“We know that diphenhydramine is commonly found in the environment. And its effect on biofilms could have repercussions for animals in stream food webs, like insects and fish. We need additional studies looking at the concentrations that cause ecosystem disruption, and how they react with other stressors, such as excess nutrients,” said  Rosi-Marshall.

Other substances’ influence on water biodiversity and quality were also found to have a measurable effects both alone and in combinations, using pharmaceutical-diffusing substrates. More work is required, however, for a broader picture of how various drugs, both alone and in mixtures, effect the freshwater stream environment.

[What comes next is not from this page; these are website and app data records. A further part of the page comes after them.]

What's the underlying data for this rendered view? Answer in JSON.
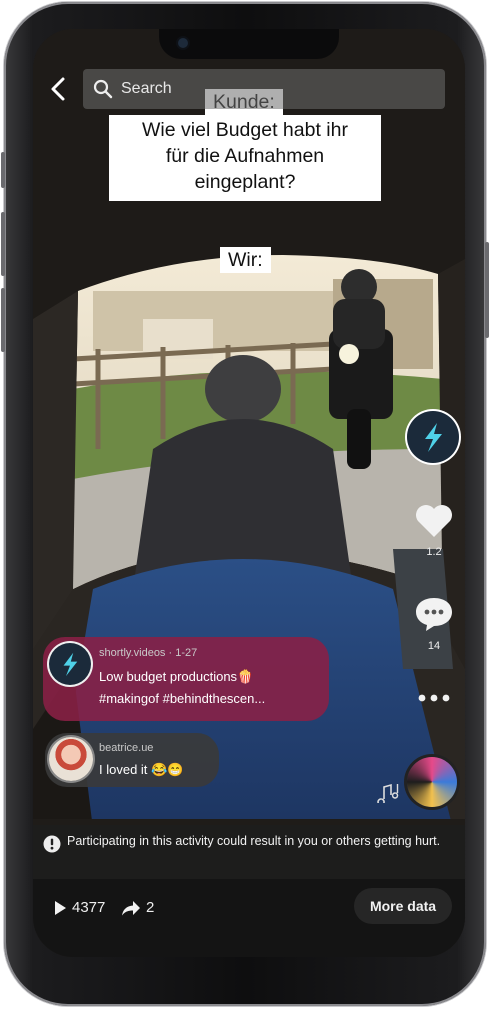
{
  "search": {
    "placeholder": "Search"
  },
  "caption": {
    "top_lines": [
      "Kunde:",
      "Wie viel Budget habt ihr",
      "für die Aufnahmen",
      "eingeplant?"
    ],
    "bottom": "Wir:"
  },
  "rail": {
    "likes": "1.2",
    "comments": "14"
  },
  "post": {
    "author": "shortly.videos",
    "date": "1-27",
    "meta": "shortly.videos · 1-27",
    "line1": "Low budget productions🍿",
    "line2": "#makingof #behindthescen..."
  },
  "comment": {
    "author": "beatrice.ue",
    "text": "I loved it 😂😁"
  },
  "warning": {
    "text": "Participating in this activity could result in you or others getting hurt."
  },
  "stats": {
    "plays": "4377",
    "shares": "2"
  },
  "actions": {
    "more_data": "More data"
  },
  "colors": {
    "post_bubble": "#8a2045",
    "comment_bubble": "#3a3a3a",
    "bolt": "#4fd1e8"
  }
}
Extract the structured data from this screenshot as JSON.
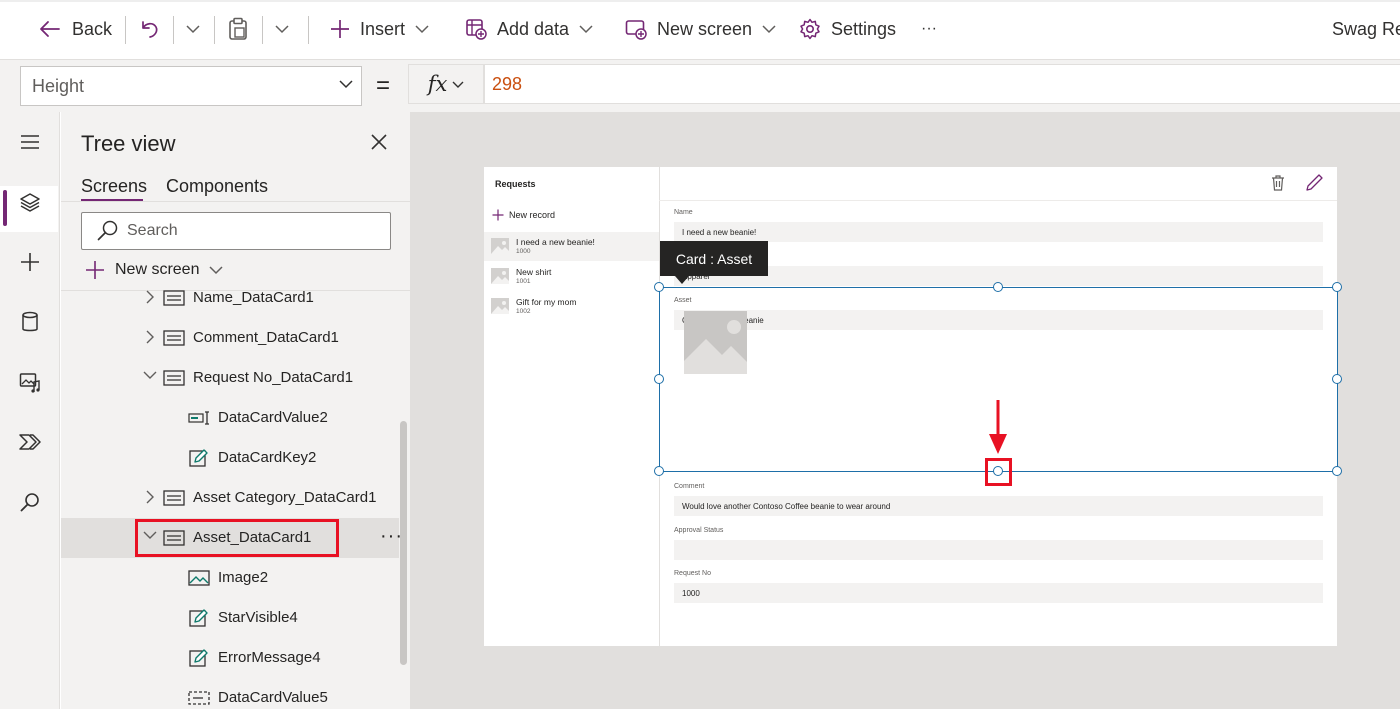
{
  "command_bar": {
    "back": "Back",
    "insert": "Insert",
    "add_data": "Add data",
    "new_screen": "New screen",
    "settings": "Settings",
    "more": "···",
    "app_name": "Swag Re"
  },
  "formula_bar": {
    "property": "Height",
    "equals": "=",
    "fx": "fx",
    "formula": "298"
  },
  "tree_view": {
    "title": "Tree view",
    "tabs": [
      "Screens",
      "Components"
    ],
    "search_placeholder": "Search",
    "new_screen": "New screen",
    "nodes": {
      "name_card": "Name_DataCard1",
      "comment_card": "Comment_DataCard1",
      "request_no_card": "Request No_DataCard1",
      "datacardvalue2": "DataCardValue2",
      "datacardkey2": "DataCardKey2",
      "asset_category_card": "Asset Category_DataCard1",
      "asset_card": "Asset_DataCard1",
      "image2": "Image2",
      "starvisible4": "StarVisible4",
      "errormessage4": "ErrorMessage4",
      "datacardvalue5": "DataCardValue5"
    },
    "more": "···"
  },
  "app_preview": {
    "title": "Requests",
    "new_record": "New record",
    "gallery": [
      {
        "title": "I need a new beanie!",
        "sub": "1000"
      },
      {
        "title": "New shirt",
        "sub": "1001"
      },
      {
        "title": "Gift for my mom",
        "sub": "1002"
      }
    ],
    "form": {
      "name_label": "Name",
      "name_value": "I need a new beanie!",
      "category_value": "Apparel",
      "asset_label": "Asset",
      "asset_value": "Contoso Coffee beanie",
      "comment_label": "Comment",
      "comment_value": "Would love another Contoso Coffee beanie to wear around",
      "approval_label": "Approval Status",
      "approval_value": "",
      "request_no_label": "Request No",
      "request_no_value": "1000"
    },
    "tooltip": "Card : Asset"
  },
  "colors": {
    "accent": "#742774",
    "highlight": "#e81123",
    "selection": "#1e6fa8",
    "formula_text": "#ca5010"
  }
}
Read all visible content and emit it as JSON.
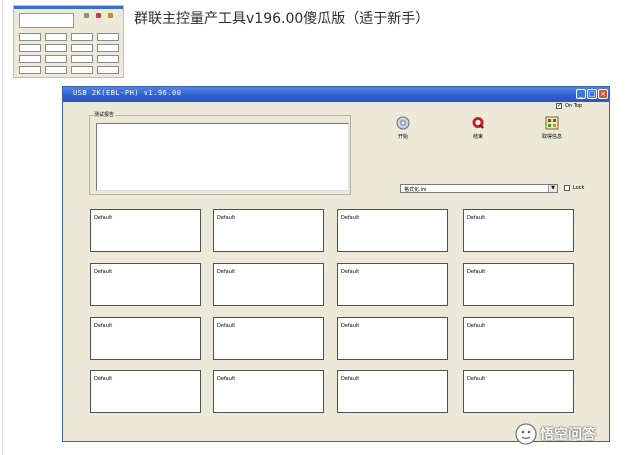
{
  "article": {
    "heading": "群联主控量产工具v196.00傻瓜版（适于新手）"
  },
  "window": {
    "title": "USB 2K(EBL-PH) v1.96.00",
    "controls": {
      "minimize": "_",
      "maximize": "□",
      "close": "×"
    },
    "on_top_label": "On Top",
    "on_top_checked": true,
    "test_report_label": "测试报告",
    "test_report_text": "",
    "toolbar": [
      {
        "id": "start",
        "label": "开始",
        "icon": "disc-icon"
      },
      {
        "id": "stop",
        "label": "结束",
        "icon": "stop-q-icon"
      },
      {
        "id": "get-info",
        "label": "取得信息",
        "icon": "info-grid-icon"
      }
    ],
    "config_select_value": "格式化.ini",
    "lock_label": "Lock",
    "lock_checked": false,
    "ports": [
      "Default",
      "Default",
      "Default",
      "Default",
      "Default",
      "Default",
      "Default",
      "Default",
      "Default",
      "Default",
      "Default",
      "Default",
      "Default",
      "Default",
      "Default",
      "Default"
    ]
  },
  "watermark": {
    "text": "悟空问答",
    "icon": "cartoon-face-icon"
  }
}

Results so far stress that a more thorough looks is required and considering most water treatment facilities in the world lack the necessary tools to filter out pharmaceuticals, the situation all of a sudden seems a lot more serious than at first glance.